↓
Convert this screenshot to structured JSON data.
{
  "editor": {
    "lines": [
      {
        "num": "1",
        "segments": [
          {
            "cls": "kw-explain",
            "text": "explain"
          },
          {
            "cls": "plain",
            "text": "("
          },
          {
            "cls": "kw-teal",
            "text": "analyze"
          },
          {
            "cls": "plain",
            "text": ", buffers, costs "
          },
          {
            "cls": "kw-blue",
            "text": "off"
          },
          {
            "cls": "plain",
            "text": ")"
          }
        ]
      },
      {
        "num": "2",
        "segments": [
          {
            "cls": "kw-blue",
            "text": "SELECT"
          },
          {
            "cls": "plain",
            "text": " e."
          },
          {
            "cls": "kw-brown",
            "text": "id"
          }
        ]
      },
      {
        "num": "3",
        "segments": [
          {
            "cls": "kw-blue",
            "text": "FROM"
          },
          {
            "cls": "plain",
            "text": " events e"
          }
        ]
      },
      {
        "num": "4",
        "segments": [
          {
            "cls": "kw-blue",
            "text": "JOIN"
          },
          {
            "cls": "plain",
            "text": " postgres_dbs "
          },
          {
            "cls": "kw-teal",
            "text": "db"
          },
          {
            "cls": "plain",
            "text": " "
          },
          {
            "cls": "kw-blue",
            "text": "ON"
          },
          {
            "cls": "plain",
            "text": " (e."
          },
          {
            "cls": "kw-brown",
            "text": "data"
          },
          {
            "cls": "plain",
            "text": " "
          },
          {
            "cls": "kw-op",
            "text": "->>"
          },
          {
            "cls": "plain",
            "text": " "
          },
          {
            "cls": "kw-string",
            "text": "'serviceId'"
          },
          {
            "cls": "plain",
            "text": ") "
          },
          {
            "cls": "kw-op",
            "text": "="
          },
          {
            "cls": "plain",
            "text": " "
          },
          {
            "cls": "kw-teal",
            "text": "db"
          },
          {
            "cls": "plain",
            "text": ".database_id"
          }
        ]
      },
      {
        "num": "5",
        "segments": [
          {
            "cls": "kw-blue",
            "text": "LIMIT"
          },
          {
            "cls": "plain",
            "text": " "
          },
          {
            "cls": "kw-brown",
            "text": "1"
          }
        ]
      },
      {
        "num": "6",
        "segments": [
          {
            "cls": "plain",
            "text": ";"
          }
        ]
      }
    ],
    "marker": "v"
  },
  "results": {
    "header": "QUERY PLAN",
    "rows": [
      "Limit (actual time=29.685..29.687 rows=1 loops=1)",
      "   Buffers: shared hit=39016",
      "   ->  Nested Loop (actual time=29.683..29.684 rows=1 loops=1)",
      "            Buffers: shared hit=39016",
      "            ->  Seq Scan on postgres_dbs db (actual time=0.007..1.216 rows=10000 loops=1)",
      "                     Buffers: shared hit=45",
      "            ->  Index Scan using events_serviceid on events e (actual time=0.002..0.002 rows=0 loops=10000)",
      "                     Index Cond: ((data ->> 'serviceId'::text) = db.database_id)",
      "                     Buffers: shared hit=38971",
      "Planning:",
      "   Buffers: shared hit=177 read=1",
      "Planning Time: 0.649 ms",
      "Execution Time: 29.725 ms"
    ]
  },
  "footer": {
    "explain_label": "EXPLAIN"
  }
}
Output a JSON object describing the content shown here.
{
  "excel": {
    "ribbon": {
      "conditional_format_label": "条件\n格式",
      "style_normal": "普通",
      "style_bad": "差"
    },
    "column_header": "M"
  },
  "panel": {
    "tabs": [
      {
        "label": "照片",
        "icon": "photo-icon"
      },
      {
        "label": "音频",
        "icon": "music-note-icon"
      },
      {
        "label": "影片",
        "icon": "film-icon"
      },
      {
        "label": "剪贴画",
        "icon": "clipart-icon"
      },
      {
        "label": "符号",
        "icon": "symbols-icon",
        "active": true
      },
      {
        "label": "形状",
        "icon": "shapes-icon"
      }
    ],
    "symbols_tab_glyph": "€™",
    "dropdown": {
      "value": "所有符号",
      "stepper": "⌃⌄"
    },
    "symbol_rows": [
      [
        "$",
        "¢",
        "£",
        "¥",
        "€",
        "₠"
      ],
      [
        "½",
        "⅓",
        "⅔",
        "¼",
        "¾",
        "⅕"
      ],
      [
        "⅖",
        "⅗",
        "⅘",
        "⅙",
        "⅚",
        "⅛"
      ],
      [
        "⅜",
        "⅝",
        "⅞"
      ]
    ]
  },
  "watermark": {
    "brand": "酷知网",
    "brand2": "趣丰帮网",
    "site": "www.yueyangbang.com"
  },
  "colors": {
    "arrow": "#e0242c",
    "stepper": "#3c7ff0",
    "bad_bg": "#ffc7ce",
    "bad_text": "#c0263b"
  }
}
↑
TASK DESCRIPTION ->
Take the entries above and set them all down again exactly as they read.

TASK RESULT ->
Convert this screenshot to structured JSON data.
{
  "editor": {
    "lines": [
      {
        "num": "1",
        "segments": [
          {
            "cls": "kw-explain",
            "text": "explain"
          },
          {
            "cls": "plain",
            "text": "("
          },
          {
            "cls": "kw-teal",
            "text": "analyze"
          },
          {
            "cls": "plain",
            "text": ", buffers, costs "
          },
          {
            "cls": "kw-blue",
            "text": "off"
          },
          {
            "cls": "plain",
            "text": ")"
          }
        ]
      },
      {
        "num": "2",
        "segments": [
          {
            "cls": "kw-blue",
            "text": "SELECT"
          },
          {
            "cls": "plain",
            "text": " e."
          },
          {
            "cls": "kw-brown",
            "text": "id"
          }
        ]
      },
      {
        "num": "3",
        "segments": [
          {
            "cls": "kw-blue",
            "text": "FROM"
          },
          {
            "cls": "plain",
            "text": " events e"
          }
        ]
      },
      {
        "num": "4",
        "segments": [
          {
            "cls": "kw-blue",
            "text": "JOIN"
          },
          {
            "cls": "plain",
            "text": " postgres_dbs "
          },
          {
            "cls": "kw-teal",
            "text": "db"
          },
          {
            "cls": "plain",
            "text": " "
          },
          {
            "cls": "kw-blue",
            "text": "ON"
          },
          {
            "cls": "plain",
            "text": " (e."
          },
          {
            "cls": "kw-brown",
            "text": "data"
          },
          {
            "cls": "plain",
            "text": " "
          },
          {
            "cls": "kw-op",
            "text": "->>"
          },
          {
            "cls": "plain",
            "text": " "
          },
          {
            "cls": "kw-string",
            "text": "'serviceId'"
          },
          {
            "cls": "plain",
            "text": ") "
          },
          {
            "cls": "kw-op",
            "text": "="
          },
          {
            "cls": "plain",
            "text": " "
          },
          {
            "cls": "kw-teal",
            "text": "db"
          },
          {
            "cls": "plain",
            "text": ".database_id"
          }
        ]
      },
      {
        "num": "5",
        "segments": [
          {
            "cls": "kw-blue",
            "text": "LIMIT"
          },
          {
            "cls": "plain",
            "text": " "
          },
          {
            "cls": "kw-brown",
            "text": "1"
          }
        ]
      },
      {
        "num": "6",
        "segments": [
          {
            "cls": "plain",
            "text": ";"
          }
        ]
      }
    ],
    "marker": "v"
  },
  "results": {
    "header": "QUERY PLAN",
    "rows": [
      "Limit (actual time=29.685..29.687 rows=1 loops=1)",
      "   Buffers: shared hit=39016",
      "   ->  Nested Loop (actual time=29.683..29.684 rows=1 loops=1)",
      "            Buffers: shared hit=39016",
      "            ->  Seq Scan on postgres_dbs db (actual time=0.007..1.216 rows=10000 loops=1)",
      "                     Buffers: shared hit=45",
      "            ->  Index Scan using events_serviceid on events e (actual time=0.002..0.002 rows=0 loops=10000)",
      "                     Index Cond: ((data ->> 'serviceId'::text) = db.database_id)",
      "                     Buffers: shared hit=38971",
      "Planning:",
      "   Buffers: shared hit=177 read=1",
      "Planning Time: 0.649 ms",
      "Execution Time: 29.725 ms"
    ]
  },
  "footer": {
    "explain_label": "EXPLAIN"
  }
}
Output a JSON object describing the content shown here.
{
  "excel": {
    "ribbon": {
      "conditional_format_label": "条件\n格式",
      "style_normal": "普通",
      "style_bad": "差"
    },
    "column_header": "M"
  },
  "panel": {
    "tabs": [
      {
        "label": "照片",
        "icon": "photo-icon"
      },
      {
        "label": "音频",
        "icon": "music-note-icon"
      },
      {
        "label": "影片",
        "icon": "film-icon"
      },
      {
        "label": "剪贴画",
        "icon": "clipart-icon"
      },
      {
        "label": "符号",
        "icon": "symbols-icon",
        "active": true
      },
      {
        "label": "形状",
        "icon": "shapes-icon"
      }
    ],
    "symbols_tab_glyph": "€™",
    "dropdown": {
      "value": "所有符号",
      "stepper": "⌃⌄"
    },
    "symbol_rows": [
      [
        "$",
        "¢",
        "£",
        "¥",
        "€",
        "₠"
      ],
      [
        "½",
        "⅓",
        "⅔",
        "¼",
        "¾",
        "⅕"
      ],
      [
        "⅖",
        "⅗",
        "⅘",
        "⅙",
        "⅚",
        "⅛"
      ],
      [
        "⅜",
        "⅝",
        "⅞"
      ]
    ]
  },
  "watermark": {
    "brand": "酷知网",
    "brand2": "趣丰帮网",
    "site": "www.yueyangbang.com"
  },
  "colors": {
    "arrow": "#e0242c",
    "stepper": "#3c7ff0",
    "bad_bg": "#ffc7ce",
    "bad_text": "#c0263b"
  }
}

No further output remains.